Quantcast
Environmental News for a Healthier Planet and Life

Plastics: The History of an Ecological Crisis

Popular
Plastics: The History of an Ecological Crisis

The Earth Day Network has announced that this year's Earth Day, on Sunday, April 22, will focus on ending plastic pollution by Earth Day 2020, the 50th anniversary of the world's first Earth Day in 1970, which led to the creation of the U.S. Environmental Protection Agency (EPA) and the passage of the Clean Water, Clean Air and Endangered Species Acts.


Now, the Earth Day Network seeks to remain true to its legacy by initiating another major clean-up job. As the Earth Day Network points out in its petition to end plastic pollution, 300 million tons of plastic are sold each year, and 90 percent of that is thrown away, ending up in landfills, in the oceans and in our bodies.

In honor of this worthy goal, EcoWatch has put together a brief history of the problem, and of the growing effort to combat it.

Plastic Pollution: A History

1862: Alexander Parkes demonstrates the first man-made plastic at the Great International Exhibition in London. Parkesine, as he dubbed it, was made from cellulose.

1907: Leo Baekeland develops Bakelite, the first synthetic, fossil-fuel based plastic made from phenol (a coal waste-product) and formaldehyde.
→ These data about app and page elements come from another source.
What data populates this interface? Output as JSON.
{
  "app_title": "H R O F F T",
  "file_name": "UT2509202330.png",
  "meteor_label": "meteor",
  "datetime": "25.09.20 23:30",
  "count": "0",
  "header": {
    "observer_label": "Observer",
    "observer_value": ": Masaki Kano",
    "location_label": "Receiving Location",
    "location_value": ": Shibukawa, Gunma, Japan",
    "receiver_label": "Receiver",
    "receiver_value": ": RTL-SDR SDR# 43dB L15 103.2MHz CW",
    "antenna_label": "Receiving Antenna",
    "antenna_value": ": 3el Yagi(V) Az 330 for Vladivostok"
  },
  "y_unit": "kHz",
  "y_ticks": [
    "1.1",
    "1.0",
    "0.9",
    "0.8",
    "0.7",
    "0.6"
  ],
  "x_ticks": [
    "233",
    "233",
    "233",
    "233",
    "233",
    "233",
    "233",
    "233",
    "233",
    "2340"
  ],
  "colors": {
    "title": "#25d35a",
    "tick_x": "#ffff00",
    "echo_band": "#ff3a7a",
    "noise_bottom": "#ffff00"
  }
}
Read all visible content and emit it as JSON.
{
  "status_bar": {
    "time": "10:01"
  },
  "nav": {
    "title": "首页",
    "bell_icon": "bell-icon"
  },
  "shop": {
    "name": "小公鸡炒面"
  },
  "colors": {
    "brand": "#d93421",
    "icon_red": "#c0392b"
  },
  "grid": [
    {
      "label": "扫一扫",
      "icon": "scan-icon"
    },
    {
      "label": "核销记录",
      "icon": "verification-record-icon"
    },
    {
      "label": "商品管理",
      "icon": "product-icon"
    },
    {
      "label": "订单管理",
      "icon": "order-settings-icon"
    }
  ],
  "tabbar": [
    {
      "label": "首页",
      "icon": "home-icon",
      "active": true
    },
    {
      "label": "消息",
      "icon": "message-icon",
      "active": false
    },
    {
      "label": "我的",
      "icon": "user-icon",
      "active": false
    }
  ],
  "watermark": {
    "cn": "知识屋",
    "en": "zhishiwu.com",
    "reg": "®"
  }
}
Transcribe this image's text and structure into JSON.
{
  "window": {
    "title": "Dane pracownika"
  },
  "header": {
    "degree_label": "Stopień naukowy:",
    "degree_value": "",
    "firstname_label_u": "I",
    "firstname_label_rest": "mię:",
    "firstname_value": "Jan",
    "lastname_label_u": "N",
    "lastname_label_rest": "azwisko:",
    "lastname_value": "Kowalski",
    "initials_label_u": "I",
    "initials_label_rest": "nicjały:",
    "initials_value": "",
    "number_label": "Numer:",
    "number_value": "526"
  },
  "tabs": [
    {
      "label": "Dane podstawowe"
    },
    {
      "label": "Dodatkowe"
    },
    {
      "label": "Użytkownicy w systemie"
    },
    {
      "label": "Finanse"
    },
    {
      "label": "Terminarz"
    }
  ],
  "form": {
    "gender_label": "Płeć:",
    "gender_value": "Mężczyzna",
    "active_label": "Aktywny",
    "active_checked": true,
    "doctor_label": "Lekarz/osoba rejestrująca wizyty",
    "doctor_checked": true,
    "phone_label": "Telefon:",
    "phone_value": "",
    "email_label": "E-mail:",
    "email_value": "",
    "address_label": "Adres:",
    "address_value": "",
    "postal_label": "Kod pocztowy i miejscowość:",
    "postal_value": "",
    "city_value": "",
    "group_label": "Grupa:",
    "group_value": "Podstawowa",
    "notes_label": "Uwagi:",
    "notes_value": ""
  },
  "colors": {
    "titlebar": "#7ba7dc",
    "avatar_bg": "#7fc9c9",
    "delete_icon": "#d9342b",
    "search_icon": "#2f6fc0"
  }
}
A telephone made from Bakelite, the first synthetic plastic. Tangerineduel

1946: The first National Plastics Exhibition opens in New York City to showcase all the new consumer uses for the plastics developed to aid in World War II. During the war, plastic production had increased nearly four-fold.

Early 1970s: Reports published in Science about the prevalence of plastic pellets in the North Atlantic lead to more research into the prevalence of plastic on the seafloor and its impact on marine animals.

1979: Plastic grocery bags are introduced in the U.S.

1980: Woodbury, New Jersey becomes the first U.S. city to adopt a curbside recycling program following litter awareness-campaigns in the 1960s and 1970s.

A 1970s recycling poster.Library of Congress

1990s: Widespread use of plastic microbeads in cosmetics begins.

Microbeads.


1997: Charles Moore discovers the Great Pacific Garbage Patch, the world's largest collection of floating garbage, when sailing home to Los Angeles.

2002: Bangladesh becomes the first country to ban plastic bags after discovering they blocked drains during a severe flood.

2007: San Francisco becomes the first U.S. city to institute a plastic bag ban.

2008: A government study confirms that Bisphenol A, a chemical used to manufacture hard plastic bottles and the lining of baby-formula cans, may increase risks of early puberty, breast cancer, prostate issues and behavioral problems.

2014: The Netherlands becomes the first country to ban microbeads in cosmetics.

2017: The BBC's Blue Planet II increases global concern about ocean plastics with striking footage of how they impact ocean animals.

An albatross corpse filled with plastic. Chris Jordan / U.S. Fish and Wildlife Service Headquarters / CC BY 2.0

2018: The Earth Day Network focuses Earth Day on ending plastic pollution by 2020.

An Edith's Checkerspot butterfly in Los Padres National Forest in Southern California. Patricia Marroquin / Moment / Getty Images

Butterflies across the U.S. West are disappearing, and now researchers say the climate crisis is largely to blame.

Read More Show Less

EcoWatch Daily Newsletter

A wildfire burns in the Hollywood hills on July 19, 2016 in Hollywood, California. AaronP / Bauer-Griffin / GC Images

California faces another "critically dry year" according to state officials, and a destructive wildfire season looms on its horizon. But in a state that welcomes innovation, water efficacy approaches and drought management could replenish California, increasingly threatened by the climate's new extremes.

Read More Show Less

Trending

Wisdom is seen with her chick in Feb. 2021 at the Midway Atoll National Wildlife Refuge. Jon Brack / Friends of Midway Atoll National Wildlife Refuge / Flickr / CC 2.0

Wisdom the mōlī, or Laysan albatross, is the oldest wild bird known to science at the age of at least 70. She is also, as of February 1, a new mother.

Read More Show Less
Wind turbines in Norway. piola66 / E+ / Getty Images

By Hui Hu

Winter is supposed to be the best season for wind power – the winds are stronger, and since air density increases as the temperature drops, more force is pushing on the blades. But winter also comes with a problem: freezing weather.

Read More Show Less
Jaffa Port in Israel. theDOCK innovated the Israeli maritime space and kickstarted a boom in new technologies. Pixabay

While traditional investment in the ocean technology sector has been tentative, growth in Israeli maritime innovations has been exponential in the last few years, and environmental concern has come to the forefront.

Read More Show Less